Dataset rows for apps and sites:
* * *

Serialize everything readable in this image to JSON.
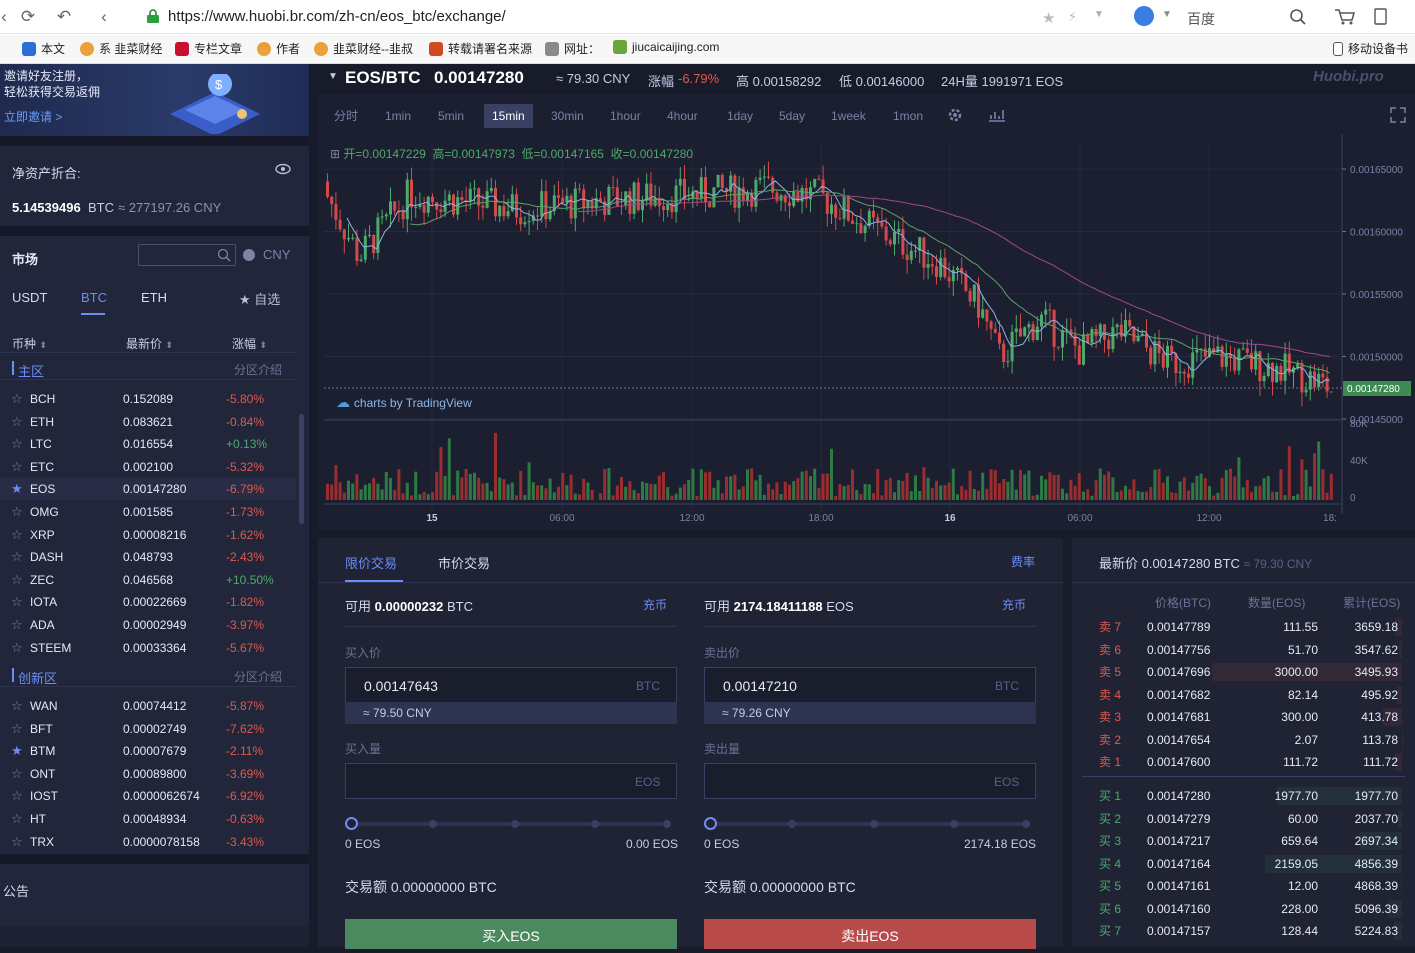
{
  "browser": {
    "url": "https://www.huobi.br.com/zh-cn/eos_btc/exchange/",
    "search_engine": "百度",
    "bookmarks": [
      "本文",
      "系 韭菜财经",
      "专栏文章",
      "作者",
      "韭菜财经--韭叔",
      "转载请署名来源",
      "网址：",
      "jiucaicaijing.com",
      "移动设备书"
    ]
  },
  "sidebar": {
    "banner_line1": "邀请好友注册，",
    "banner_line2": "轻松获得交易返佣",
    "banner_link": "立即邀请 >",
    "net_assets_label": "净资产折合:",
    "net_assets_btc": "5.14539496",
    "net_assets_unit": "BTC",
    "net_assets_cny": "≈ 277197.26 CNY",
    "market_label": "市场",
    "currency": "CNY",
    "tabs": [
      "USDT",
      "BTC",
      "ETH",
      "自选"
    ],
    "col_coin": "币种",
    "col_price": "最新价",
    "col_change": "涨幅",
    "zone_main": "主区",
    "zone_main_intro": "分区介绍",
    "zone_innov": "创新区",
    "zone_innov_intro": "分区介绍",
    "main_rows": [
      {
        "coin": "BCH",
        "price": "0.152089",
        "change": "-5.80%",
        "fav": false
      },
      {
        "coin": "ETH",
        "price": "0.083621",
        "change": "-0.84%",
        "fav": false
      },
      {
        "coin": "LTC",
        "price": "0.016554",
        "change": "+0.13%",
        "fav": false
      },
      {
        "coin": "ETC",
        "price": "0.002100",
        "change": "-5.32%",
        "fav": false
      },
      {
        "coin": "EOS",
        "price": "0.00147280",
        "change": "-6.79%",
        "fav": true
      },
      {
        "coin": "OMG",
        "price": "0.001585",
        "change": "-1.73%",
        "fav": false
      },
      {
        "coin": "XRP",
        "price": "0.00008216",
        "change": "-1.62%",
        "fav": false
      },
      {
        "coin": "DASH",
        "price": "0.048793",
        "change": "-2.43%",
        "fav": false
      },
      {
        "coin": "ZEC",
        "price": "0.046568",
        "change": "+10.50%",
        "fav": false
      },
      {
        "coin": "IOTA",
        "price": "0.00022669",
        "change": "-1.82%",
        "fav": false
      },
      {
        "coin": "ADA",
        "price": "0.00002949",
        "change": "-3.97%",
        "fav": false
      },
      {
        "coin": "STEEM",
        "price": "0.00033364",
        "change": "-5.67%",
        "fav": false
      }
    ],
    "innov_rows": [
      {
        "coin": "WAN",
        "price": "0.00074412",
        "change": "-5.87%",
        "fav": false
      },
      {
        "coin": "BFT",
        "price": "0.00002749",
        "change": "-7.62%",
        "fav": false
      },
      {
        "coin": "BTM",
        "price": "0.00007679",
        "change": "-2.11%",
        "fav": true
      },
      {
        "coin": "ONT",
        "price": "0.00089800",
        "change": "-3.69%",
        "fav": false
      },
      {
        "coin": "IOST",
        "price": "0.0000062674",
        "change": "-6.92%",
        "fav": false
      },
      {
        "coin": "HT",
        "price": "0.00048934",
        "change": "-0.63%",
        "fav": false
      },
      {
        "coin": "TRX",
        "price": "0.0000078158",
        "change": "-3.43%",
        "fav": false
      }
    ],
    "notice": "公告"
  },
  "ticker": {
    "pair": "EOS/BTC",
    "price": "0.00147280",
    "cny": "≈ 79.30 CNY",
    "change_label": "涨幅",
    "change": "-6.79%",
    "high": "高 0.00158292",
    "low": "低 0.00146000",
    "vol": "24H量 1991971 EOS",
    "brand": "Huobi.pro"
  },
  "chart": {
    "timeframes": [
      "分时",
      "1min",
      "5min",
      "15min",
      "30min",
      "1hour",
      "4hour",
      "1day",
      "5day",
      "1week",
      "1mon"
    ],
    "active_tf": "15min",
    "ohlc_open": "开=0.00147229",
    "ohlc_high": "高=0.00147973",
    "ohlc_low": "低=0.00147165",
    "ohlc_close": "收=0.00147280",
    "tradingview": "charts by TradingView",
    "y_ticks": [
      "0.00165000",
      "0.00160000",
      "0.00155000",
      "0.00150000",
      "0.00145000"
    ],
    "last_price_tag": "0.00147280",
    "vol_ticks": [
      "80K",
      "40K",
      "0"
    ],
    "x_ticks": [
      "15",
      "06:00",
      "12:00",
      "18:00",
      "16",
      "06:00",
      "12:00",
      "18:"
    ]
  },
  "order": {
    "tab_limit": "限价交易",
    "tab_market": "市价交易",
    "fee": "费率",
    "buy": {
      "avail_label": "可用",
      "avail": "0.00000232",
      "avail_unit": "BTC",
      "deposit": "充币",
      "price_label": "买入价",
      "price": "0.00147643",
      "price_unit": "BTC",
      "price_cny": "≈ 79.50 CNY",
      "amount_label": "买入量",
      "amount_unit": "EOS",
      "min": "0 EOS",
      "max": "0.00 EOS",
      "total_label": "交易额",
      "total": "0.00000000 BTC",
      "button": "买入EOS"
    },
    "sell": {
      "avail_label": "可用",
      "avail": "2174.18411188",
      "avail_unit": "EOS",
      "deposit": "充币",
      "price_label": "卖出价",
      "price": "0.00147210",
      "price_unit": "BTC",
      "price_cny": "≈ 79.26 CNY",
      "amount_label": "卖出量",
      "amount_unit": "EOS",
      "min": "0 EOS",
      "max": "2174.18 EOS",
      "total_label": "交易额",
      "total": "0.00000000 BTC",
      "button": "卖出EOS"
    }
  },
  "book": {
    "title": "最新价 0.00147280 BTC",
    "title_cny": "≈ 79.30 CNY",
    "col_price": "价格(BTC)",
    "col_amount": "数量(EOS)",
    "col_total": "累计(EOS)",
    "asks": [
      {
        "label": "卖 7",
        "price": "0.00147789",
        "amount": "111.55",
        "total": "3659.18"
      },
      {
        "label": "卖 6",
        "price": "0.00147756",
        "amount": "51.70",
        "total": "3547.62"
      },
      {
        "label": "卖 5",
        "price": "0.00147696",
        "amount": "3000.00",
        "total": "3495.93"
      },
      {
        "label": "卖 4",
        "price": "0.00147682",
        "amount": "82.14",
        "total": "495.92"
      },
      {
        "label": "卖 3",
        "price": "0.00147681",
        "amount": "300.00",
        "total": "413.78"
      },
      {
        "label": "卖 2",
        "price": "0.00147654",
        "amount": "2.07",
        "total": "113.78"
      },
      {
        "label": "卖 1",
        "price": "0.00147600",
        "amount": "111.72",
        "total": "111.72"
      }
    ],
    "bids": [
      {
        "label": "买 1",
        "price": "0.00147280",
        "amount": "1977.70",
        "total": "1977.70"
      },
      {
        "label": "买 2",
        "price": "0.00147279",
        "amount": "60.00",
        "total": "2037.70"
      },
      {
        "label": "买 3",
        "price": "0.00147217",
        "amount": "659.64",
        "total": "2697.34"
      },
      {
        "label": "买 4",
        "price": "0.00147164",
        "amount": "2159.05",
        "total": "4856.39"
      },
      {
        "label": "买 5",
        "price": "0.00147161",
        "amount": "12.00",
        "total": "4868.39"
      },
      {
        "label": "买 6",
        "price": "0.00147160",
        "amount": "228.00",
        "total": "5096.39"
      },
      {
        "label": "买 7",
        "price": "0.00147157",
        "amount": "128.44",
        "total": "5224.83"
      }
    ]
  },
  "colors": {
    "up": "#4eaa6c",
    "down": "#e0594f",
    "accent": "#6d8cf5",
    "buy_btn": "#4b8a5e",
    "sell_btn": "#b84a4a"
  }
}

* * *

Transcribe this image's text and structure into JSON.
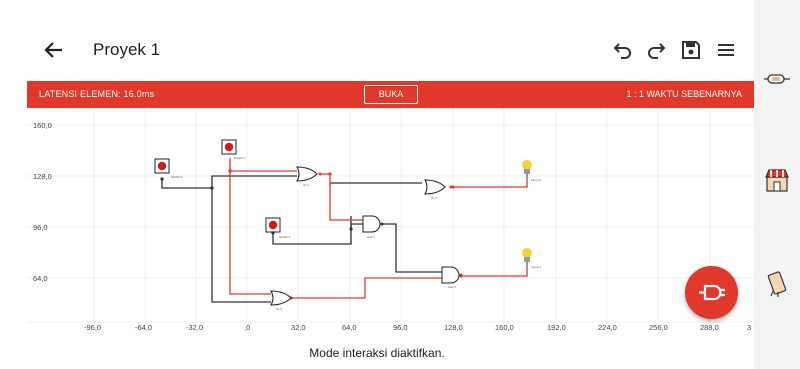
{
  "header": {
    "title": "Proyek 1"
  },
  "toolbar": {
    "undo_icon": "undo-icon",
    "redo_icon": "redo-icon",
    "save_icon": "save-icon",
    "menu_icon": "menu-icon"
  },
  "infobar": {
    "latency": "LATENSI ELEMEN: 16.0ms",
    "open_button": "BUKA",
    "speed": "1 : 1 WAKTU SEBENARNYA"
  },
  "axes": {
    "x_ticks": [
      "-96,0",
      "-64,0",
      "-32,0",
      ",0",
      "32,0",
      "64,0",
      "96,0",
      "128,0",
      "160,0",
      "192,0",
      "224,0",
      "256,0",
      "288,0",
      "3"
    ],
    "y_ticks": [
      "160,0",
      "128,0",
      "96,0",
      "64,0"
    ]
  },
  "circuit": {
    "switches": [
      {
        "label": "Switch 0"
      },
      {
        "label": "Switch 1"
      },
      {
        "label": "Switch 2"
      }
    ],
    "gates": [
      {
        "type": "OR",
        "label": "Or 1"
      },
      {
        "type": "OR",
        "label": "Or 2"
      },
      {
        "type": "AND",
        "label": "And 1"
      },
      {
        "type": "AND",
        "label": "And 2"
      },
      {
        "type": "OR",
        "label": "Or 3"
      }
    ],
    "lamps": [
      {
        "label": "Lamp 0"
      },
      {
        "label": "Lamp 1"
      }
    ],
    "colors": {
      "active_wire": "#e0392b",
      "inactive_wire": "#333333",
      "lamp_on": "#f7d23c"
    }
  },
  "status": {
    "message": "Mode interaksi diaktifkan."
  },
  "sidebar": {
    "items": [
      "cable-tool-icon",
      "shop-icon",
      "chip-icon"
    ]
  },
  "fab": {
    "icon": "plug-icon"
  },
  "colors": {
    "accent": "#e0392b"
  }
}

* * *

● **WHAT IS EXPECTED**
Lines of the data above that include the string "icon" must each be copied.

● **SOLVED PROBLEM**
    "undo_icon": "undo-icon",
    "redo_icon": "redo-icon",
    "save_icon": "save-icon",
    "menu_icon": "menu-icon"
      "cable-tool-icon",
      "shop-icon",
      "chip-icon"
    "icon": "plug-icon"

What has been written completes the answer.